Highly recommended with a caution that some readers may be offended by violence,  graphic sexual scenes and realistic language.

4hStars

Friday Finds – December 26, 2008

fridayfinds

December 26, 2008

I hope those of you who celebrate Christmas had a wonderful day yesterday and found many books under the tree. As usual, I am always on the hunt for the next great book to add to my towering TBR mountain and over the last two weeks I’ve found some promising titles. As always, clicking on the title will take you to Amazon to read more about the book, and clicking on the referenced blog will take you that blogger’s review of the book.

From the book bloggers:

Company of Liars by Karen Maitland as featured on Amy’s blog Passages to the Past. I just recently discovered Amy’s blog and I immediately noticed this book’s beautiful cover. And then I read Amy’s review where she wrote this: ‘There’s not a better way to end the year of great reads in 2008 than to end it with Karen Maitland’s first book, Company of Liars.
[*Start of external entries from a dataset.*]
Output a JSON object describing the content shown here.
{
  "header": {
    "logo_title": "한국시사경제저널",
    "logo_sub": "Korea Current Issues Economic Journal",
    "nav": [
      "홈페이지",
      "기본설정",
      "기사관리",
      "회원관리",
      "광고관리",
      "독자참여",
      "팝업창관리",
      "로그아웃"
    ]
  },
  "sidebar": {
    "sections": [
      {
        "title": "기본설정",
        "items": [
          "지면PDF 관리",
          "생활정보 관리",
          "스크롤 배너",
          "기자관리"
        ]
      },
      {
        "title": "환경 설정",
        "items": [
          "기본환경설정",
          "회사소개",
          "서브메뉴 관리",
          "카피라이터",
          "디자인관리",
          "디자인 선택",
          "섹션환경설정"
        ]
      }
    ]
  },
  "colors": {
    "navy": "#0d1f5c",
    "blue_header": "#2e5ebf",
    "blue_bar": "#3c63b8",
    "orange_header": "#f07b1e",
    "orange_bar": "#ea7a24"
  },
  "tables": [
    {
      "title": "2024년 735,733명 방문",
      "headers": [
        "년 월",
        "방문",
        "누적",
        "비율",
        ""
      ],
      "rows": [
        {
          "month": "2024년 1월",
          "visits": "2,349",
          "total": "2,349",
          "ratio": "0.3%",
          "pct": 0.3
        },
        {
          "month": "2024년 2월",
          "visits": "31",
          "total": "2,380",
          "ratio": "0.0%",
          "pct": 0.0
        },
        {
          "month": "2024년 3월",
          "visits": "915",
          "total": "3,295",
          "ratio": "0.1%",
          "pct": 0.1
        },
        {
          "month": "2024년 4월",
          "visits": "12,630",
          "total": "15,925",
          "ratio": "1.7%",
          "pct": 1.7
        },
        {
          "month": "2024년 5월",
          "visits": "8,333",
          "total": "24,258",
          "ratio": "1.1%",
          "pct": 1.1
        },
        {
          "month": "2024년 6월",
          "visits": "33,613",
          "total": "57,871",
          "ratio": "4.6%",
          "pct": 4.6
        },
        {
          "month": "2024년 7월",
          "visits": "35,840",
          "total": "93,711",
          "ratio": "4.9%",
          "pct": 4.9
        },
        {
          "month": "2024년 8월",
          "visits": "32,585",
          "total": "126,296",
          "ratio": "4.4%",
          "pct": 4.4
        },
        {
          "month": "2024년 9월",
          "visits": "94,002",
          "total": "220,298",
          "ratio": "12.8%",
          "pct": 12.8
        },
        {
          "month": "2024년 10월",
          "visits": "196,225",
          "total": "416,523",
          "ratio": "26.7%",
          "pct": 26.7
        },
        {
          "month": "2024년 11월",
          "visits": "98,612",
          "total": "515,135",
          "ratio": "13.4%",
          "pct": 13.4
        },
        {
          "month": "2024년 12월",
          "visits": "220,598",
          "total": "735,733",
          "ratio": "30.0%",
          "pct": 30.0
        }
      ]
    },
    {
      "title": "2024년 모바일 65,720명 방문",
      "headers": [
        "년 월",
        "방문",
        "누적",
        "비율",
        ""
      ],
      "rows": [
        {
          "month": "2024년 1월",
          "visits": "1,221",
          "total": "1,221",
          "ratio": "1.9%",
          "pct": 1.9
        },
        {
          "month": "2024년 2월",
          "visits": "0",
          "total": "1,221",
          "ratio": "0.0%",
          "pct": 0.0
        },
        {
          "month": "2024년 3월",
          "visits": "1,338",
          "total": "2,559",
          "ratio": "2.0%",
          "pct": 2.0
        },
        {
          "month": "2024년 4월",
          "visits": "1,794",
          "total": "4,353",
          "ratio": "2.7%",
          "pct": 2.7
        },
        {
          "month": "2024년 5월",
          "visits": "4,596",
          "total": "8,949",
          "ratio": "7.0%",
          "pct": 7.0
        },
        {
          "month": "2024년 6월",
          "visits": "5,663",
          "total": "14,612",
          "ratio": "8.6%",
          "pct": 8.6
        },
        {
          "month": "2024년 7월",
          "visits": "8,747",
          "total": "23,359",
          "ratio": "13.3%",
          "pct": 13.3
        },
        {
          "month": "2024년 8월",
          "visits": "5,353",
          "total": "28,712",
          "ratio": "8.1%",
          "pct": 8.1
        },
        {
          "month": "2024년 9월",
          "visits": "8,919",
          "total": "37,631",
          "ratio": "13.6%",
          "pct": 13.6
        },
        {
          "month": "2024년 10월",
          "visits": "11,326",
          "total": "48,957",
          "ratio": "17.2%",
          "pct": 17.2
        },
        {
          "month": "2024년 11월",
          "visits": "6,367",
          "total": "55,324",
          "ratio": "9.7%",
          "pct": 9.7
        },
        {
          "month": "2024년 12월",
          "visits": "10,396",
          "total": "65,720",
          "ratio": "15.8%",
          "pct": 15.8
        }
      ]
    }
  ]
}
This book has everything: love, death, friendship, witchcraft, deception…it’s a little historical fiction mixed with a little fantasy rolled in to one yummy nugget of a novel.‘ Wow, sounds like a book I would love.

A Death in the Family by James Agee as featured on Laura’s blog Musings. You may not know this, but Laura and I are true bookie-soulmates. What she loves, I usually do too.  And so when I saw that she gave this book a rare five star review, I immediately added it to my wish list. Laura writes: ‘This book is well written, and immensely powerful. Agee takes the reader deep inside the hearts and minds of his characters; I could identify with everyone in some way.This one will be on my reading list for 2009.
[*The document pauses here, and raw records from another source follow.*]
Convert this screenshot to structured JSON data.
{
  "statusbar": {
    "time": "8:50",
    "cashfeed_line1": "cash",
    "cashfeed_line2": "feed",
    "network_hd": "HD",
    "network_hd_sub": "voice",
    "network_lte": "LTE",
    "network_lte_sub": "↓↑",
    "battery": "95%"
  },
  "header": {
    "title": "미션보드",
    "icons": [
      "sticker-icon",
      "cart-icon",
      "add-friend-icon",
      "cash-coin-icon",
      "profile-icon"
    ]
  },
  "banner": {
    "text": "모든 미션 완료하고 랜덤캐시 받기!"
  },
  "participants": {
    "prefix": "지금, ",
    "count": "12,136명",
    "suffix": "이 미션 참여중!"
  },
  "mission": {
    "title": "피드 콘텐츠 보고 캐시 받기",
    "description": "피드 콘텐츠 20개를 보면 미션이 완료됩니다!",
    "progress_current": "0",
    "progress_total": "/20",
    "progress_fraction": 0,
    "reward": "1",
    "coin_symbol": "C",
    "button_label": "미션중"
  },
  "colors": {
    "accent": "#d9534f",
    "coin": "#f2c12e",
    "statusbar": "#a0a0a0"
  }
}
In The Convent of Little Flowers by Indu Sundaresan as featured on S. Krishna’s Books. I have learned to trust this blogger’s reviews – she reads fantastic literature – so when I read her thoughts about this short story collection, I added the book to my wish list: ‘[the stories are]…simply written and utterly beautiful.‘ AND ‘ Each has its own quality that recommends itself to the reader. As such, there is not one bad story among them, not one lesser tale. That is quite a feat for an author, to write stories of such depth and magnitude that they are all equally moving.High praise indeed. By the way, S. Krishna recommends all of this author’s work which is mostly historical fiction.

Train to Trieste by Domnica Radulescu as featured on My Literary Travels. This blogger writes: ‘What a beautifully written novel… exquisite prose, vivid description and a delicate love story all wrapped into one wonderful story. And the book cover is wonderful too (just another bonus!). I’m reading around the world, and this one would fit perfectly for Romania.

A Golden Age by Tahmima Anam as featured by Teddy on Historical Tapestry. Teddy writes: ‘Tahmima Anam writes with poetic prose that makes her characters come alive. I felt as if I was living the war with them step by step. This is Anam’s first book and is to be the first in a trilogy.She gave this one five stars. Teddy is another blogger who shares my interests in reading…I’m going to trust her on this one and add it to my wish list!

As if all these books were not enough temptation, my Bookmarks Magazine arrived the other day and I found even more books I’d love to read:

The Vagrants, by Yiyun Li. Li apparently won the Hemingway Foundation/PEN Award for his book A Thousand Years of Good Prayers. The Vagrants is set in a small town in Communist China in 1979. This novel will be released in February by Random House.

Cutting for Stone, by Abraham Verghese. This novel has twin protagonists – brothers – who grow up in Ethiopia. It is classified as an epic and follows their lives which are torn apart by love for the same women…but as in all great epics, there is a dark past which re-unites them. This is being published by Knopf in February.

Visit Jenn’s Friday Finds post each Friday to leave a link to YOUR finds and see what other readers are adding to their wish lists.

**WHOOPS, I should have visited Jenn before I wrote this – there is NO Friday Finds this week due to the Christmas holiday. Oh well, I’m posting mine anyway!